In the midst of chaos and crises there is a natural tendency to rush to do something, anything that indicates action. Counterintuitively the better action is to do nothing until the damage is assessed and an inventory is compiled of the resources needed for corrective purposes.
Unfortunately, this thinking runs counter to politicians who feel they’ve been elected to solve problems as in the case of the COVID-19 pandemic. National, state and local governments and their respective agencies have been working feverishly, pardon the pun, to address the health concerns of the pandemic, only to make decisions that have created new problems requiring corrective action, which in turn could compound the impacts of the original threat.
The closure of business operations across the country, dictated by local, state and federal governments, is devastating the nation’s economy. Thousands of businesses are closed, some permanently, which in turn has left hundreds of thousands unemployed. Now the country is faced with an economic calamity that will equal if not surpass the health impacts of COVID-19.
To soften the economic damage created by the national quarantine directives, the federal government initiated the Paycheck Protection Plan (PPP), designed to provide low interest loans and grants to small businesses to allow for re-employment of displaced workers. The program was supported with $350 billion designated for small businesses (500 or fewer employees) to be used to rehire those employees laid off due to lost business as a result of the various “shelter-in-place” regulations.
The federal government’s paycheck program, passed in a pitch of political activism and little strategic forethought, is flawed on three counts. First, many of the small businesses were, and still are, closed due to state mandates. And because the businesses are closed there is no justification for hiring workers until the doors can re-open. The question remains, will these small businesses in fact re-open?
The second failure was inadequate funding. The funds to be doled out to small businesses lasted just under two weeks, not the two months as anticipated. The list of outstanding requests is so long that Congress is in the process of creating additional funding with another $250 billion in PPP version 2.
Thirdly, the rules for acquiring the funds were so loosely designed that major corporations were able to benefit from the program. Attempting to restrict the recipients to small businesses, under 500 employees, the designers of the program failed to disallow large corporations with smaller operational units such as major restaurant chains that identified each operating unit independently.

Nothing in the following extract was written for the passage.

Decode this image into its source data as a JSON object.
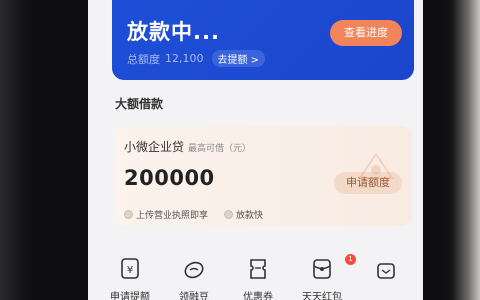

The situation was so embarrassing that one recipient of the PPP funds, Shake Shack, a 1.6 billion New York-based burger and fry chain, is returning its $10 million grant. Other well-known and highly successful restaurants such as Ruth’s Chris Steak House (stock value of $20 million) and the Potbelly Sandwich Shop franchise ($89 million valuation) are among numerous hotel and food chains benefiting from federal largesse.
At least Shake Shack has the integrity, albeit in hindsight, to realize it was gaming the system at the cost of hurting the very small operators that were the intended target.
This one effort to aid the economy is just one of many the good intentioned, yet poorly planned and executed, actions that are typical of government thinking.
Last week Morehead City commissioners, again with the best of intentions, created a special loan program to assist small businesses impacted by the COVID-19 pandemic and the subsequent closure of many retail businesses at the direction of the governor. We opined then and reiterate that the city’s loan program is poorly defined, discriminatory and questionably funded since it is using public dollars to assist a select few.
Just as the federal PPP is creating embarrassment for the administration, likewise the Morehead city program is creating a similar challenge for the town board.
The answer to solving our economic woes can best be had if government, at the local, state and national levels, stops erecting barriers and controls. Government should focus its role as being a facilitator not an arbiter.